Reduced age-related degeneration of the hippocampal subiculum in long-term meditators
Normal aging is known to result in a reduction of gray matter within the hippocampal complex, particularly in the subiculum. The present study was designed to address the question whether the practice of meditation can amend this age-related subicular atrophy. For this purpose, we established the correlations between subicular volume and chronological age within 50 long-term meditators and 50 control subjects. High-resolution magnetic resonance imaging scans were automatically processed combining cytoarchitectonically defined probabilistic maps with advanced tissue segmentation and registration methods. (Source: Psychiatry...
Source: Psychiatry Research: Neuroimaging - April 4, 2015 Category: Psychiatry Authors: Florian Kurth, Nicolas Cherbuin, Eileen Luders Source Type: research

Increased hippocampal Blood volume and normal Blood flow in schizophrenia
Neuroimaging studies have provided compelling evidence for abnormal hippocampal activity in schizophrenia. Most studies made inferences about baseline hippocampal activity using a single hemodynamic parameter (e.g., blood volume or blood flow). Here we studied several hemodynamic measures in the same cohort to test the hypothesis of increased hippocampal activity in schizophrenia. We used dynamic susceptibility contrast- (DSC-) magnetic resonance imaging to assess blood volume, blood flow, and mean transit time in the hippocampus of 15 patients with chronic schizophrenia and 15 healthy controls. (Source: Psychiatry Research: Neuroimaging)
Source: Psychiatry Research: Neuroimaging - April 3, 2015 Category: Psychiatry Authors: Pratik Talati, Swati Rane, Jack Skinner, John Gore, Stephan Heckers Source Type: research

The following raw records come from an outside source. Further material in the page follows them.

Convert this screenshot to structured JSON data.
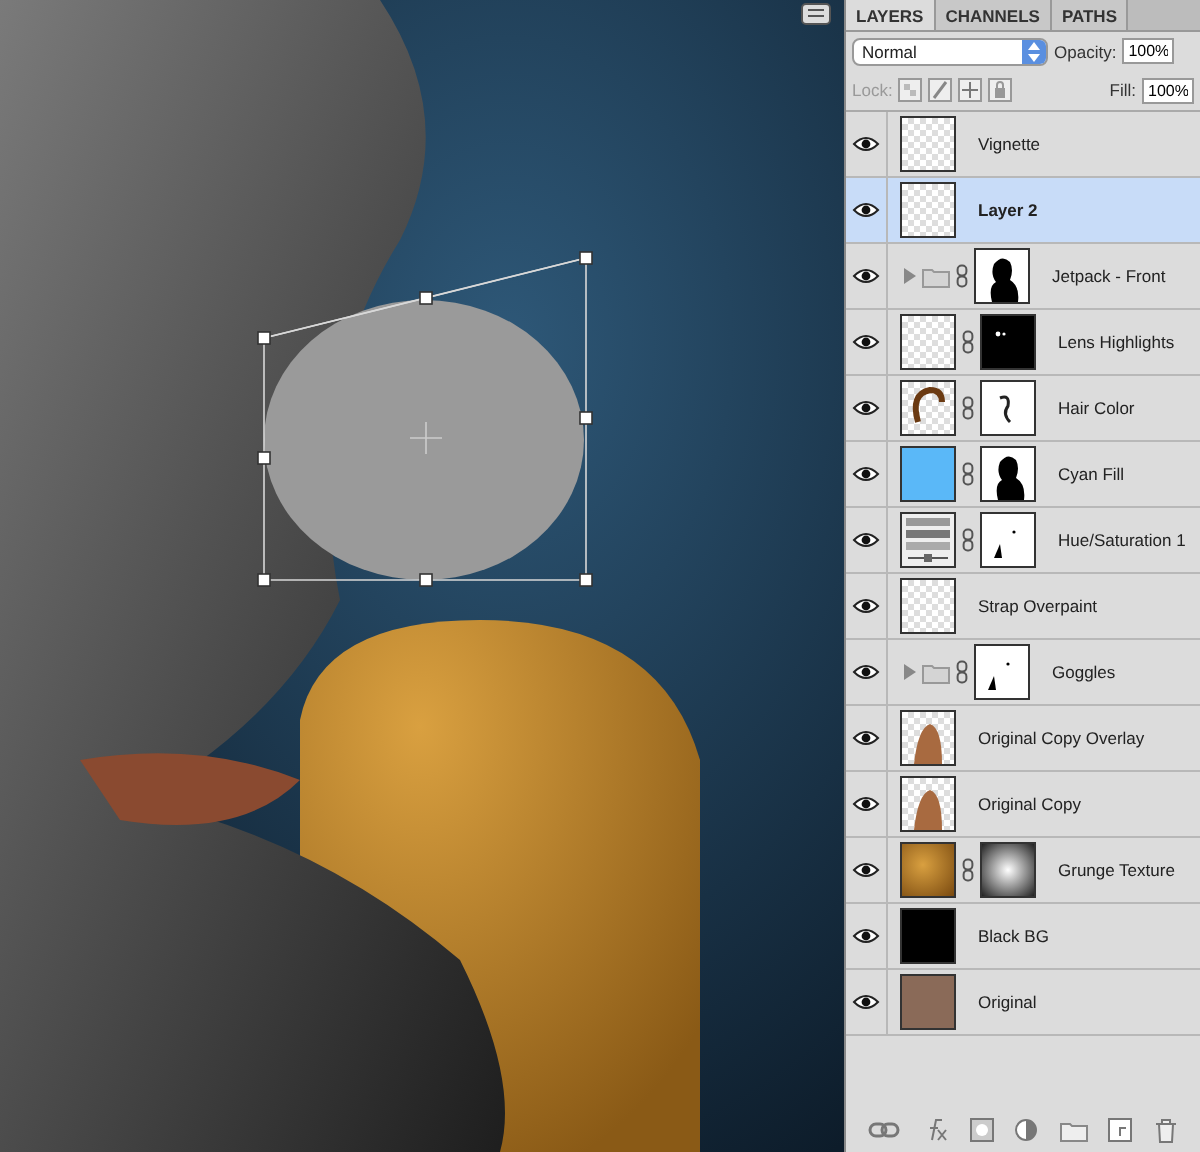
{
  "tabs": [
    {
      "label": "LAYERS",
      "selected": true
    },
    {
      "label": "CHANNELS",
      "selected": false
    },
    {
      "label": "PATHS",
      "selected": false
    }
  ],
  "blend_mode": {
    "value": "Normal"
  },
  "opacity": {
    "label": "Opacity:",
    "value": "100%"
  },
  "lock": {
    "label": "Lock:"
  },
  "fill": {
    "label": "Fill:",
    "value": "100%"
  },
  "layers": [
    {
      "name": "Vignette",
      "selected": false,
      "visible": true,
      "group": false,
      "thumbnail": {
        "kind": "transparent"
      }
    },
    {
      "name": "Layer 2",
      "selected": true,
      "visible": true,
      "group": false,
      "thumbnail": {
        "kind": "transparent"
      }
    },
    {
      "name": "Jetpack - Front",
      "selected": false,
      "visible": true,
      "group": true,
      "mask": {
        "kind": "silhouette"
      }
    },
    {
      "name": "Lens Highlights",
      "selected": false,
      "visible": true,
      "group": false,
      "thumbnail": {
        "kind": "transparent"
      },
      "mask": {
        "kind": "dots"
      }
    },
    {
      "name": "Hair Color",
      "selected": false,
      "visible": true,
      "group": false,
      "thumbnail": {
        "kind": "hair"
      },
      "mask": {
        "kind": "stroke"
      }
    },
    {
      "name": "Cyan Fill",
      "selected": false,
      "visible": true,
      "group": false,
      "thumbnail": {
        "kind": "cyan"
      },
      "mask": {
        "kind": "silhouette"
      }
    },
    {
      "name": "Hue/Saturation 1",
      "selected": false,
      "visible": true,
      "group": false,
      "thumbnail": {
        "kind": "adjustment"
      },
      "mask": {
        "kind": "speck"
      }
    },
    {
      "name": "Strap Overpaint",
      "selected": false,
      "visible": true,
      "group": false,
      "thumbnail": {
        "kind": "transparent"
      }
    },
    {
      "name": "Goggles",
      "selected": false,
      "visible": true,
      "group": true,
      "mask": {
        "kind": "speck"
      }
    },
    {
      "name": "Original Copy Overlay",
      "selected": false,
      "visible": true,
      "group": false,
      "thumbnail": {
        "kind": "portrait"
      }
    },
    {
      "name": "Original Copy",
      "selected": false,
      "visible": true,
      "group": false,
      "thumbnail": {
        "kind": "portrait"
      }
    },
    {
      "name": "Grunge Texture",
      "selected": false,
      "visible": true,
      "group": false,
      "thumbnail": {
        "kind": "texture"
      },
      "mask": {
        "kind": "gradient"
      }
    },
    {
      "name": "Black BG",
      "selected": false,
      "visible": true,
      "group": false,
      "thumbnail": {
        "kind": "black"
      }
    },
    {
      "name": "Original",
      "selected": false,
      "visible": true,
      "group": false,
      "thumbnail": {
        "kind": "photo"
      }
    }
  ]
}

Sex differences, hormones, and fMRI stress response circuitry deficits in psychoses
Psychosis involves dysregulation of response to stress, particularly to negative valence stimuli. Functional magnetic resonance imaging studies of psychosis have shown hyperactivity in hypothalamus, hippocampus, amygdala, and anterior cingulate cortex, and orbitofrontal and medial prefrontal cortices. Sex differences in these deficits may be associated with steroid hormone pathway abnormalities, i.e., dysregulation of the hypothalamic pituitary-adrenal and -gondal axes. We predicted abnormal steroid hormone levels in psychosis cases would be associated with hyperactivity in hypothalamus, amygdala, and hippocampus, and hypo...
Source: Psychiatry Research: Neuroimaging - March 30, 2015 Category: Psychiatry Authors: Jill M. Goldstein, Katie Lancaster, Julia M. Longenecker, Brandon Abbs, Laura M. Holsen, Sara Cherkerzian, Susan Whitfield-Gabrieli, Nicolas Makris, Ming T. Tsuang, Stephen L. Buka, Larry J. Seidman, Anne Klibanski Source Type: research